[WORK ITEM]:
Reprint the listing. Every line must match the original exactly.

[DATA]:

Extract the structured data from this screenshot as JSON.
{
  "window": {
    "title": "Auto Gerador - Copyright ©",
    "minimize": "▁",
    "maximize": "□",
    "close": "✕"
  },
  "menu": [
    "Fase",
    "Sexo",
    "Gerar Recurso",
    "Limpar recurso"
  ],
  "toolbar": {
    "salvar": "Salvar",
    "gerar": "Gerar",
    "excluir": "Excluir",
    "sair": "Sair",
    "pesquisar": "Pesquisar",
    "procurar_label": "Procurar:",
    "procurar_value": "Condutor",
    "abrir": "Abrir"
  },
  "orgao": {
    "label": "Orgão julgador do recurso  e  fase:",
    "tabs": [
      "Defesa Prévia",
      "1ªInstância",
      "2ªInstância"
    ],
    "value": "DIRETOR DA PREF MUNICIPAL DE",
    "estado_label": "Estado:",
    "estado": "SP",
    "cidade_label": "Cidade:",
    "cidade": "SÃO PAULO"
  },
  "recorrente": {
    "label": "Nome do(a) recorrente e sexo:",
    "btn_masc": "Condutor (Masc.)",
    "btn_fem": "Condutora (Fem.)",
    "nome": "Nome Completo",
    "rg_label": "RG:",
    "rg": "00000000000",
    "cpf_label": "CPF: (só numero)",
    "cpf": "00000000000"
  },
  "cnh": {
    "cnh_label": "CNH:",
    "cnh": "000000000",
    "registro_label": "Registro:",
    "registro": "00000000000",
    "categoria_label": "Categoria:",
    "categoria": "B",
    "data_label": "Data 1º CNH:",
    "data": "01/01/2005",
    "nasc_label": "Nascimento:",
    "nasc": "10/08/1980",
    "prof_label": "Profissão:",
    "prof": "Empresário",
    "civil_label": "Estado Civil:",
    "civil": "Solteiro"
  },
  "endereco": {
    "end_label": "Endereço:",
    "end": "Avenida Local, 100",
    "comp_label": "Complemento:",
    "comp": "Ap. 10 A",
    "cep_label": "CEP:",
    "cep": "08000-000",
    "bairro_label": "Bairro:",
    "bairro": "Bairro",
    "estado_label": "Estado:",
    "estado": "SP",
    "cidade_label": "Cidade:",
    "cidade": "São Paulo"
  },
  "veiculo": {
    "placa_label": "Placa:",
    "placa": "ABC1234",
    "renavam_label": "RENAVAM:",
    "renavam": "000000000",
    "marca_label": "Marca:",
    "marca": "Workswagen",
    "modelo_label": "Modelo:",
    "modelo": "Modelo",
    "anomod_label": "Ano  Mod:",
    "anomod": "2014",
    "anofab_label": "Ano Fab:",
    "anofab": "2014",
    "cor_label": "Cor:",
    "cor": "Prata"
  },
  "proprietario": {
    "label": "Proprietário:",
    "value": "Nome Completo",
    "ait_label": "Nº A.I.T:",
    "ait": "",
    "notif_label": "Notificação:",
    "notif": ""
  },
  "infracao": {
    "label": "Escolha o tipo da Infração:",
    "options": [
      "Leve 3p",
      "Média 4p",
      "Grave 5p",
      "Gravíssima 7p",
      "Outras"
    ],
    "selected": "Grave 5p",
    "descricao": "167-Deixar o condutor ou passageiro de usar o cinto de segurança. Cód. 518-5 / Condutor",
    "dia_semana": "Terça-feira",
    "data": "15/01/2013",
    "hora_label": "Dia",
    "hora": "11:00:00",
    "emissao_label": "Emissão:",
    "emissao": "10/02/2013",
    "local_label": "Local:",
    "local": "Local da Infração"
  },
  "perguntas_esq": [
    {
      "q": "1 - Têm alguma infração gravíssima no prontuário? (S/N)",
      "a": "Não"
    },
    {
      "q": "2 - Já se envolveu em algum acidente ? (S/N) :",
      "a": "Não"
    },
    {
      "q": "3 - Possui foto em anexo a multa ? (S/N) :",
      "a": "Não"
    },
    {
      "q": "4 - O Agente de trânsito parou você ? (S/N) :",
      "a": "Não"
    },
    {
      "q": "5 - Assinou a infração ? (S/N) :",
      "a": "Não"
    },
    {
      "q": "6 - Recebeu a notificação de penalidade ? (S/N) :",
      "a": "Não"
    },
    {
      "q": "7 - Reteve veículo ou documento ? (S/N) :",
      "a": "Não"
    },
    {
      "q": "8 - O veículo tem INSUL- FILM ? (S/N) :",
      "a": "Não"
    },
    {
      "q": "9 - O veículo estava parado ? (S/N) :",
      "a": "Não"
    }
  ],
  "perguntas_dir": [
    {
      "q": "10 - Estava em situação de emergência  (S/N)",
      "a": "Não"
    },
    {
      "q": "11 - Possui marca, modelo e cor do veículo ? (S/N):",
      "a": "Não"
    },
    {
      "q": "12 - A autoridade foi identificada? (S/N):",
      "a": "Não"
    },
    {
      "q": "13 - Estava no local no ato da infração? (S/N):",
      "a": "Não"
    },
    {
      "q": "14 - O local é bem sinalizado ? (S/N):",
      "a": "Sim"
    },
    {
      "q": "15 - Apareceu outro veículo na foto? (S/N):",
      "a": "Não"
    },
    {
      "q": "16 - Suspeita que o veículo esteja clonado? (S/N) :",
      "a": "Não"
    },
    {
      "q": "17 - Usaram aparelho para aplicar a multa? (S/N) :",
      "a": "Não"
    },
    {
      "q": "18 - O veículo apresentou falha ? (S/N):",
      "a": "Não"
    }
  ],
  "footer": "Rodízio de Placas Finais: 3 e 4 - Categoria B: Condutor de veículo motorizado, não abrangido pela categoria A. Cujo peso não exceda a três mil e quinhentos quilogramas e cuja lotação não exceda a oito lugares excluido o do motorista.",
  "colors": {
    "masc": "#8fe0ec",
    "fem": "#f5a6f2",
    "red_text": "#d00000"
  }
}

[EXPECTED ANSWER]:
Extract the structured data from this screenshot as JSON.
{
  "window": {
    "title": "Auto Gerador - Copyright ©",
    "minimize": "▁",
    "maximize": "□",
    "close": "✕"
  },
  "menu": [
    "Fase",
    "Sexo",
    "Gerar Recurso",
    "Limpar recurso"
  ],
  "toolbar": {
    "salvar": "Salvar",
    "gerar": "Gerar",
    "excluir": "Excluir",
    "sair": "Sair",
    "pesquisar": "Pesquisar",
    "procurar_label": "Procurar:",
    "procurar_value": "Condutor",
    "abrir": "Abrir"
  },
  "orgao": {
    "label": "Orgão julgador do recurso  e  fase:",
    "tabs": [
      "Defesa Prévia",
      "1ªInstância",
      "2ªInstância"
    ],
    "value": "DIRETOR DA PREF MUNICIPAL DE",
    "estado_label": "Estado:",
    "estado": "SP",
    "cidade_label": "Cidade:",
    "cidade": "SÃO PAULO"
  },
  "recorrente": {
    "label": "Nome do(a) recorrente e sexo:",
    "btn_masc": "Condutor (Masc.)",
    "btn_fem": "Condutora (Fem.)",
    "nome": "Nome Completo",
    "rg_label": "RG:",
    "rg": "00000000000",
    "cpf_label": "CPF: (só numero)",
    "cpf": "00000000000"
  },
  "cnh": {
    "cnh_label": "CNH:",
    "cnh": "000000000",
    "registro_label": "Registro:",
    "registro": "00000000000",
    "categoria_label": "Categoria:",
    "categoria": "B",
    "data_label": "Data 1º CNH:",
    "data": "01/01/2005",
    "nasc_label": "Nascimento:",
    "nasc": "10/08/1980",
    "prof_label": "Profissão:",
    "prof": "Empresário",
    "civil_label": "Estado Civil:",
    "civil": "Solteiro"
  },
  "endereco": {
    "end_label": "Endereço:",
    "end": "Avenida Local, 100",
    "comp_label": "Complemento:",
    "comp": "Ap. 10 A",
    "cep_label": "CEP:",
    "cep": "08000-000",
    "bairro_label": "Bairro:",
    "bairro": "Bairro",
    "estado_label": "Estado:",
    "estado": "SP",
    "cidade_label": "Cidade:",
    "cidade": "São Paulo"
  },
  "veiculo": {
    "placa_label": "Placa:",
    "placa": "ABC1234",
    "renavam_label": "RENAVAM:",
    "renavam": "000000000",
    "marca_label": "Marca:",
    "marca": "Workswagen",
    "modelo_label": "Modelo:",
    "modelo": "Modelo",
    "anomod_label": "Ano  Mod:",
    "anomod": "2014",
    "anofab_label": "Ano Fab:",
    "anofab": "2014",
    "cor_label": "Cor:",
    "cor": "Prata"
  },
  "proprietario": {
    "label": "Proprietário:",
    "value": "Nome Completo",
    "ait_label": "Nº A.I.T:",
    "ait": "",
    "notif_label": "Notificação:",
    "notif": ""
  },
  "infracao": {
    "label": "Escolha o tipo da Infração:",
    "options": [
      "Leve 3p",
      "Média 4p",
      "Grave 5p",
      "Gravíssima 7p",
      "Outras"
    ],
    "selected": "Grave 5p",
    "descricao": "167-Deixar o condutor ou passageiro de usar o cinto de segurança. Cód. 518-5 / Condutor",
    "dia_semana": "Terça-feira",
    "data": "15/01/2013",
    "hora_label": "Dia",
    "hora": "11:00:00",
    "emissao_label": "Emissão:",
    "emissao": "10/02/2013",
    "local_label": "Local:",
    "local": "Local da Infração"
  },
  "perguntas_esq": [
    {
      "q": "1 - Têm alguma infração gravíssima no prontuário? (S/N)",
      "a": "Não"
    },
    {
      "q": "2 - Já se envolveu em algum acidente ? (S/N) :",
      "a": "Não"
    },
    {
      "q": "3 - Possui foto em anexo a multa ? (S/N) :",
      "a": "Não"
    },
    {
      "q": "4 - O Agente de trânsito parou você ? (S/N) :",
      "a": "Não"
    },
    {
      "q": "5 - Assinou a infração ? (S/N) :",
      "a": "Não"
    },
    {
      "q": "6 - Recebeu a notificação de penalidade ? (S/N) :",
      "a": "Não"
    },
    {
      "q": "7 - Reteve veículo ou documento ? (S/N) :",
      "a": "Não"
    },
    {
      "q": "8 - O veículo tem INSUL- FILM ? (S/N) :",
      "a": "Não"
    },
    {
      "q": "9 - O veículo estava parado ? (S/N) :",
      "a": "Não"
    }
  ],
  "perguntas_dir": [
    {
      "q": "10 - Estava em situação de emergência  (S/N)",
      "a": "Não"
    },
    {
      "q": "11 - Possui marca, modelo e cor do veículo ? (S/N):",
      "a": "Não"
    },
    {
      "q": "12 - A autoridade foi identificada? (S/N):",
      "a": "Não"
    },
    {
      "q": "13 - Estava no local no ato da infração? (S/N):",
      "a": "Não"
    },
    {
      "q": "14 - O local é bem sinalizado ? (S/N):",
      "a": "Sim"
    },
    {
      "q": "15 - Apareceu outro veículo na foto? (S/N):",
      "a": "Não"
    },
    {
      "q": "16 - Suspeita que o veículo esteja clonado? (S/N) :",
      "a": "Não"
    },
    {
      "q": "17 - Usaram aparelho para aplicar a multa? (S/N) :",
      "a": "Não"
    },
    {
      "q": "18 - O veículo apresentou falha ? (S/N):",
      "a": "Não"
    }
  ],
  "footer": "Rodízio de Placas Finais: 3 e 4 - Categoria B: Condutor de veículo motorizado, não abrangido pela categoria A. Cujo peso não exceda a três mil e quinhentos quilogramas e cuja lotação não exceda a oito lugares excluido o do motorista.",
  "colors": {
    "masc": "#8fe0ec",
    "fem": "#f5a6f2",
    "red_text": "#d00000"
  }
}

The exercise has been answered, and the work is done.